What is a Pattern?
A pattern is a set of fundamental movements, both attack and defence, set in a logical sequence designed to deal with one or more imaginary opponents. Patterns are an indication of a student’s progress, or a barometer in evaluating an individual’s technique.
Why do we perform patterns?
Patterns are practised to improve Tae Kwon-Do techniques, to develop sparring techniques, improve flexibility of movement, master body shifting, build and tone muscles and improve balance and breath control. They also enable the student to learn techniques which cannot be found in other forms of training.
Why are there 24 patterns?
The reason for 24 patterns is because the founder, General Choi Hong Hi, compared the life of man with a day in the life of the earth. He believes that people should strive to bequeath a good spiritual legacy to coming generations and in doing so gain immortality. Therefore if we can leave something behind for the welfare of mankind, maybe it will be the most important thing to happen in our lives, as the founder says:
“Here I leave Tae Kwon-Do for mankind as a trace of a man of the late 20th century. The twenty four patterns represent twenty four hours, one day, or all of my life.“
What do Patterns represent?
The name of each pattern and the number of movements and diagram/symbol of each pattern symbolise either a historical event or heroic figure in Korean history. These events and heroic figures are to be respected.Although the history is Korean, all people and cultures can relate to their struggle and triumphs. The messages and morals are universal and the purpose of memorising the meanings is to honour and uphold the people, actions and events, therefore representing the tenets of Tae Kwon-Do.
Points to consider when performing Patterns:
- Patterns should begin and end on the same spot. This will indicate the performers accuracy.
- Correct posture and facing must be maintained at all times.
- Muscles of the body should be tensed or relaxed at the proper critical moments in the pattern.
- The pattern should be performed in a rhythmic movement with the absence of stiffness.
- Each pattern should be accelerated or decelerated according to instructions.
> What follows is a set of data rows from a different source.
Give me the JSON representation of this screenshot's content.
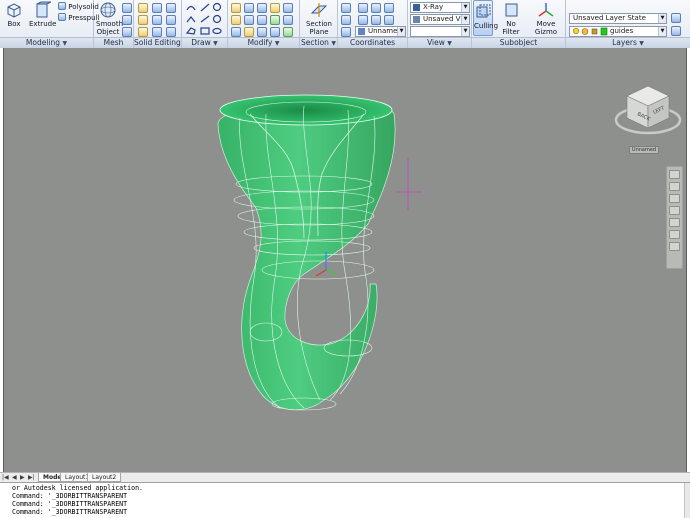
{
  "ribbon": {
    "panels": {
      "modeling": "Modeling",
      "mesh": "Mesh",
      "solid_editing": "Solid Editing",
      "draw": "Draw",
      "modify": "Modify",
      "section": "Section",
      "coordinates": "Coordinates",
      "view": "View",
      "subobject": "Subobject",
      "layers": "Layers"
    },
    "buttons": {
      "box": "Box",
      "extrude": "Extrude",
      "polysolid": "Polysolid",
      "presspull": "Presspull",
      "smooth_object_1": "Smooth",
      "smooth_object_2": "Object",
      "section_plane_1": "Section",
      "section_plane_2": "Plane",
      "culling": "Culling",
      "no_filter": "No Filter",
      "move_gizmo": "Move Gizmo"
    },
    "combos": {
      "visual_style": "X-Ray",
      "view": "Unsaved View",
      "ucs": "Unnamed",
      "layer_state": "Unsaved Layer State",
      "current_layer": "guides"
    },
    "colors": {
      "ribbon_accent": "#3f6fb0",
      "layer_color": "#22c822",
      "model_green": "#3fd17a"
    }
  },
  "viewport": {
    "viewcube": {
      "face_left": "BACK",
      "face_right": "LEFT"
    },
    "ucs_label": "Unnamed",
    "background": "#8e908d"
  },
  "tabs": {
    "items": [
      "Model",
      "Layout1",
      "Layout2"
    ],
    "active": "Model"
  },
  "command_line": {
    "lines": [
      "or Autodesk licensed application.",
      "Command: '_3DORBITTRANSPARENT",
      "Command: '_3DORBITTRANSPARENT",
      "Command: '_3DORBITTRANSPARENT"
    ]
  }
}
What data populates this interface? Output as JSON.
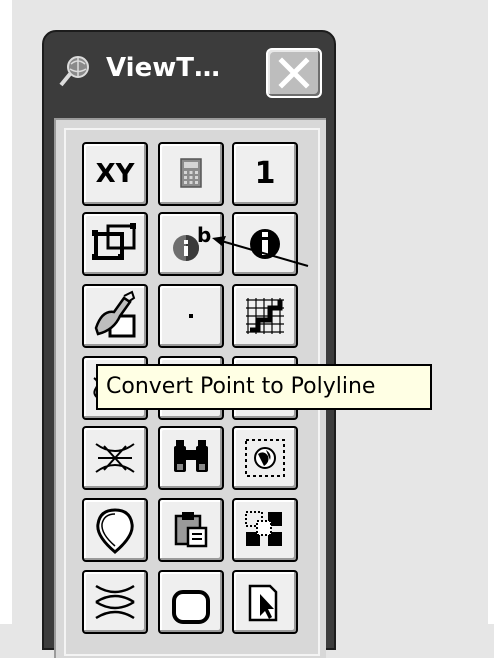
{
  "window": {
    "title": "ViewT…",
    "close_icon": "close-icon",
    "app_icon": "magnifier-globe-icon"
  },
  "tools": [
    {
      "name": "xy-tool",
      "label": "XY",
      "icon": "xy-text-icon"
    },
    {
      "name": "calculator-tool",
      "label": "",
      "icon": "calculator-icon"
    },
    {
      "name": "number-one-tool",
      "label": "1",
      "icon": "number-one-icon"
    },
    {
      "name": "select-objects-tool",
      "label": "",
      "icon": "select-rectangles-icon"
    },
    {
      "name": "info-b-tool",
      "label": "",
      "icon": "info-b-icon"
    },
    {
      "name": "info-tool",
      "label": "",
      "icon": "info-icon"
    },
    {
      "name": "edit-paint-tool",
      "label": "",
      "icon": "brush-edit-icon"
    },
    {
      "name": "point-tool",
      "label": "",
      "icon": "dot-icon"
    },
    {
      "name": "grid-polyline-tool",
      "label": "",
      "icon": "grid-step-icon"
    },
    {
      "name": "convert-point-to-polyline-tool",
      "label": "",
      "icon": "convert-point-to-polyline-icon"
    },
    {
      "name": "hidden-tool-2",
      "label": "",
      "icon": "blank-icon"
    },
    {
      "name": "hidden-tool-3",
      "label": "",
      "icon": "blank-icon"
    },
    {
      "name": "crossing-lines-tool",
      "label": "",
      "icon": "crossing-lines-icon"
    },
    {
      "name": "binoculars-tool",
      "label": "",
      "icon": "binoculars-icon"
    },
    {
      "name": "globe-selection-tool",
      "label": "",
      "icon": "globe-selection-icon"
    },
    {
      "name": "balloon-tool",
      "label": "",
      "icon": "balloon-icon"
    },
    {
      "name": "clipboard-tool",
      "label": "",
      "icon": "clipboard-icon"
    },
    {
      "name": "select-grid-tool",
      "label": "",
      "icon": "dotted-selection-icon"
    },
    {
      "name": "wave-lines-tool",
      "label": "",
      "icon": "wave-lines-icon"
    },
    {
      "name": "rounded-rectangle-tool",
      "label": "",
      "icon": "rounded-rectangle-icon"
    },
    {
      "name": "pointer-document-tool",
      "label": "",
      "icon": "pointer-document-icon"
    }
  ],
  "tooltip": {
    "text": "Convert Point to Polyline"
  },
  "annotation": {
    "arrow_icon": "pointer-arrow-icon"
  }
}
- Each pattern should be perfected before moving on to the next.
- Students should know the purpose of each movement.
- Students should perform each movement with realism.